Re: My Peacock Obsession


Painting of Ruth St. Denis in her peacock costume which shows a strong Indian influence. Miss Ruth was one of the first American dancers to present actual Indian dance on the stage–and was roundly denounced for it.

This all started when I saw Troupe Mirage, a group of fabulous dancers from the southern part of my state, wearing skirts with a peacock feather design. While I didn’t want to imitate their costume, I did become intrigued with the idea of creating a peacock-inspired dance outfit of my own. My immediate problem then became how to create an ensemble that was danceable, flattering to my figure, and that said “peacock” to the audience.

One of the things I noticed right away as I was searching for peacock images is that you can’t be too subtle. Small peacock designs don’t cut it. You need to be big and bold.

Another problem is how best to convey the tailfeather fan image that says “peacock” to everyone. Costumers seem torn between the upper torso fan and the lower torso skirt or train.


This commercial peacock costume gives you the best of both worlds–wear the tail up or down.  Points have to be taken away, though, for the rest of the romper-style costume.


Balticon Feather Lady 2008 by catface3 (Flickr)

I like the idea of a floor-length dress and I covet–how, how I covet–that splendid fan she is holding. She must have made it herself as I’m pretty sure that you can’t buy fans like that.


I was very impressed by her headress as well.


Peacock belt by meadow sweetie (Flickr)

I like the belt for this costume.


Peacock Dress 2007 by angelica star (Flickr)

Another stunning dress. Electric blue and teal-green seem to be popular colors for this type of project.


Peacock Feather tights from

One of the problems with projects like this is that you start seeing peacock images everywhere. These tights are from They also come in black.

My biggest hold-up right now is finding the proper fabric (or fabrics). I was hoping to find some Indian-style fabric that would do, but I just don’t see what I like at the local JoAnn’s.


Re: Green Gowns


Santa Fe artist Nancy Judd models her cocktail dress crafted from discarded Obama yard signs.

Never mind Michelle Obama’s inauguration gown, stunning though it was. Here’s some real headturners made from recycled materials although, in all fairness, most should be classified as “wearable art” rather than ballgowns.

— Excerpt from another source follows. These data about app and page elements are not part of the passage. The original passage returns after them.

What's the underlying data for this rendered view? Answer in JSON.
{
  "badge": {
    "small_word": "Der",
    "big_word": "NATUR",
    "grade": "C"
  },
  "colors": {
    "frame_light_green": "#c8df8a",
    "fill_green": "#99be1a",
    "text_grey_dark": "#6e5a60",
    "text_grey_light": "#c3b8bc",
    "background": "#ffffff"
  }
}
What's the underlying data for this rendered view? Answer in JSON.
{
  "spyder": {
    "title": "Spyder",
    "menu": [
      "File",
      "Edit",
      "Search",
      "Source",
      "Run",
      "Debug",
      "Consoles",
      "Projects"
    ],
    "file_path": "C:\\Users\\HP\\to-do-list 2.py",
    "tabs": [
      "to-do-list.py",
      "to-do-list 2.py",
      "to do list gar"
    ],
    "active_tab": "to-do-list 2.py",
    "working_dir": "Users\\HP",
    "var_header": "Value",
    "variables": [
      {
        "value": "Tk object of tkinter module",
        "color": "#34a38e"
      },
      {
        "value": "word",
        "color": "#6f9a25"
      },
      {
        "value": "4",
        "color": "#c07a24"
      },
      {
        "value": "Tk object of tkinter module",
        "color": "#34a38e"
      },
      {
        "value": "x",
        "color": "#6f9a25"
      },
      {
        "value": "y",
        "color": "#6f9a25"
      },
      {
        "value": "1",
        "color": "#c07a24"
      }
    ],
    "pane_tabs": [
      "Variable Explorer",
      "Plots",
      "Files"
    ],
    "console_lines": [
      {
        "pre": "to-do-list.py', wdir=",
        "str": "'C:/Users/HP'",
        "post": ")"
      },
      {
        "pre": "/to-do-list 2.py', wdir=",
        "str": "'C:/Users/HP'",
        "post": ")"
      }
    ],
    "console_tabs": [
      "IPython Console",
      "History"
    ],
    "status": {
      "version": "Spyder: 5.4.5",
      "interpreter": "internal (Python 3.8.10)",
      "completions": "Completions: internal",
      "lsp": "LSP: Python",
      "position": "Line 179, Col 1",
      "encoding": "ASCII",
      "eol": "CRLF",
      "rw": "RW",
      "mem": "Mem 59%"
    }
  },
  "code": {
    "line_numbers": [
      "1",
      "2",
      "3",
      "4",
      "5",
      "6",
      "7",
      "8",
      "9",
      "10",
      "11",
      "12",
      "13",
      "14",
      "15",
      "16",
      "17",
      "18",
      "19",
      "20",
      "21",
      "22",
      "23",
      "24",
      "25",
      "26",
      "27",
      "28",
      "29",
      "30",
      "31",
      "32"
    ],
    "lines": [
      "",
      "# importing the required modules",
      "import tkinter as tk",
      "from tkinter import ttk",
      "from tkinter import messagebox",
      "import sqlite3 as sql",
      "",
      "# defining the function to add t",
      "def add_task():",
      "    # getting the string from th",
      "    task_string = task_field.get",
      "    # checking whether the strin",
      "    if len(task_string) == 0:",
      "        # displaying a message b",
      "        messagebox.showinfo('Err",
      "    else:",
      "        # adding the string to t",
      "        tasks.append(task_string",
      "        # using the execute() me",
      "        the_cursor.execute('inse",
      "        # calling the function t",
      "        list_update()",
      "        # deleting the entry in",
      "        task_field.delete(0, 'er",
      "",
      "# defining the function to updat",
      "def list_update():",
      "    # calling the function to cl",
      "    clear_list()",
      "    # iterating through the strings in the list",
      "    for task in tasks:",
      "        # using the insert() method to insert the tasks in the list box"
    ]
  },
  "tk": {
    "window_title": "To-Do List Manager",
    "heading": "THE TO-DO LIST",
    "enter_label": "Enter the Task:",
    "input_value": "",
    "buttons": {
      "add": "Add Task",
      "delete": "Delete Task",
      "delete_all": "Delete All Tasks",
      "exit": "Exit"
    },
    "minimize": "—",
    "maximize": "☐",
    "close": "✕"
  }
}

You can read a longer, Wall Street Journal article about Nancy here and see a slideshow of her other creations. I particularly liked the ’40s style dress decorated with nails and the bathing suit covered in circles cut from old detergent bottles.


Arizona clothing designer Angela Johnson created these ballgowns from recycled T-shirts which gets the “Most Comfortable” rating in my book. I can’t believe that no one’s ever thought of mass producing formal dresses out of T-shirt fabric.